As we think of the victims of terrorism around the world, we must redouble our efforts to defeat Daesh for good.
First, we must continue and step our efforts to tackle terrorist misuse of the internet. We are already making strides in this fight online. The event last September, led by Prime Minister Theresa May, alongside President Macron and Prime Minister Gentiloni, was a landmark achievement bringing states and industry together to tackle the threat. Daesh propaganda output has fallen by more than half since its peak and sympathizer accounts are being taken down faster than ever before. The UK’s first-of-its-kind terrorist content referral unit has worked with tech companies to take down over 300,000 posts. But we need to do much more to make sure that we have the tools and technology to remain ahead of the terrorists.
Building on the establishment of the global internet forum to counter terrorism, we are seeking to encourage tech companies to take responsibility themselves for terrorist content uploaded to the internet. Terrorist content must be taken down rapidly, limited in circulation and prevented from being made available to users in the first place. Larger companies need to support and spread best practice to smaller companies.

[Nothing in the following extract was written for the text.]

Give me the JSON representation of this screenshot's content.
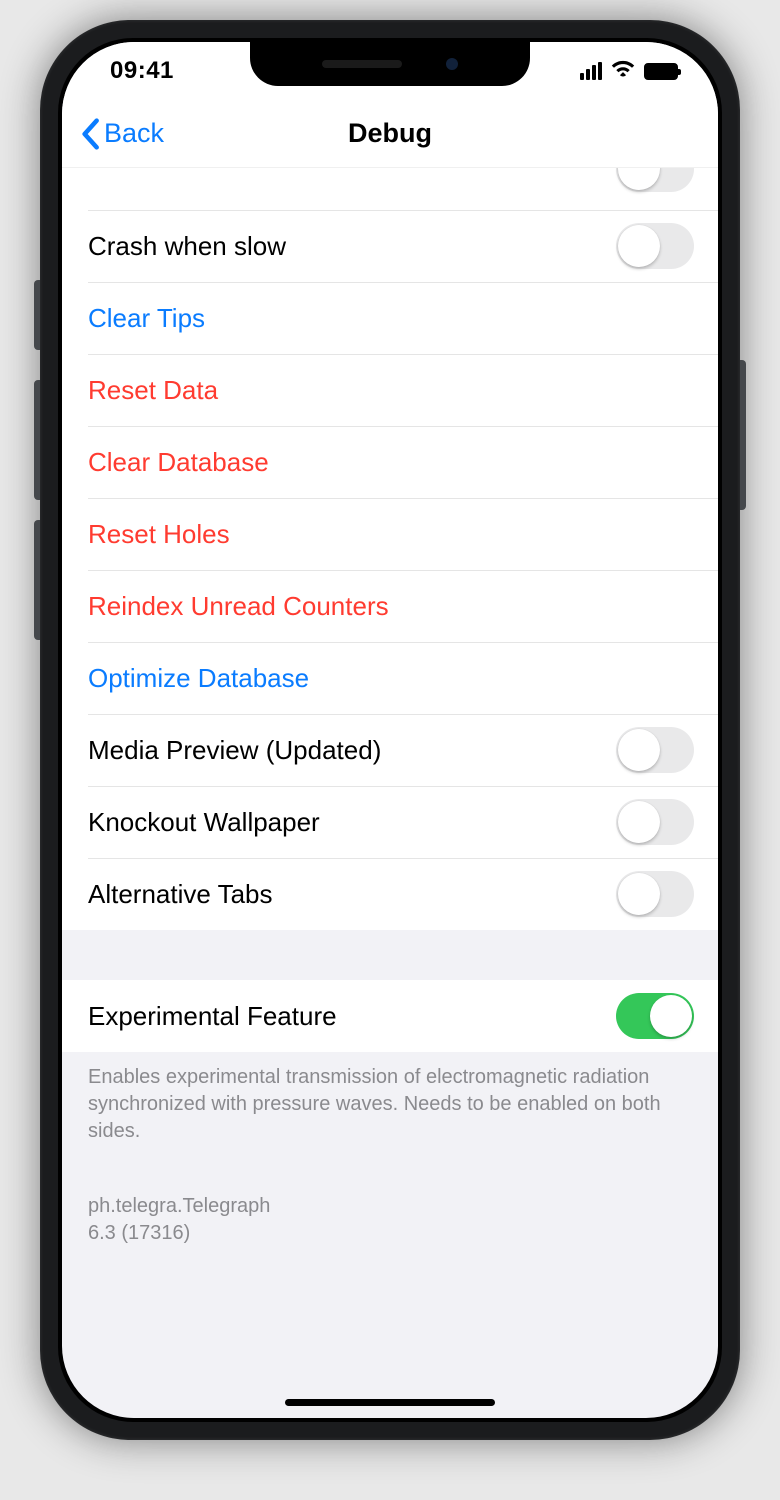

Second, we must strengthen our collective ability to counter the threat of returning and relocating foreign terrorist fighters, rightly highlighted by the Secretary-General’s report, and a focus of UNSCR 2396. We are encouraged that more than 60 countries are now working to build upon INTERPOL’s global database, currently tracking 43,000 fighters. But there is more that states around the globe must do to strengthen border security, including work on Advance Passenger Information, Passenger Name Records, and biometrics. We must also do more work on developing effective prosecution, rehabilitation, and reintegration strategies, paying special attention to the particular challenges posed by women and children returnees.
Third, the UK remains committed to enhancing aviation security to counter terrorism, building on this council’s resolution 2309 in 2016. To do this, the UK is investing in the development of new technology, as well as working with partners around the world. We also welcome the agreement of ICAO’s new Global Aviation Security Plan last October and we call on ICAO and all states to ensure that it is fully implemented.
Finally, I want to reiterate the UK’s support for the Secretary-General’s reform of the UN counter-terrorism architecture and for the Office of Counter Terrorism under the leadership of Under Secretary-General Voronkov. We welcome the initial steps taken to enhance coherence within the UN system, especially the commitment to work closely with CTED and Executive Director Coninsx. We look forward to OCT developing greater ability to support states, in particular in areas where the UN can add unique value, such as in the prevention of violent extremism.
In conclusion, Mr President, as this report outlines, the threat of terrorism is pervasive and evolving. But in the same way the Global Coalition brought so many of us together against a common enemy in Daesh, we must remain united to meet these new threats. This is a global threat, and it will require global action.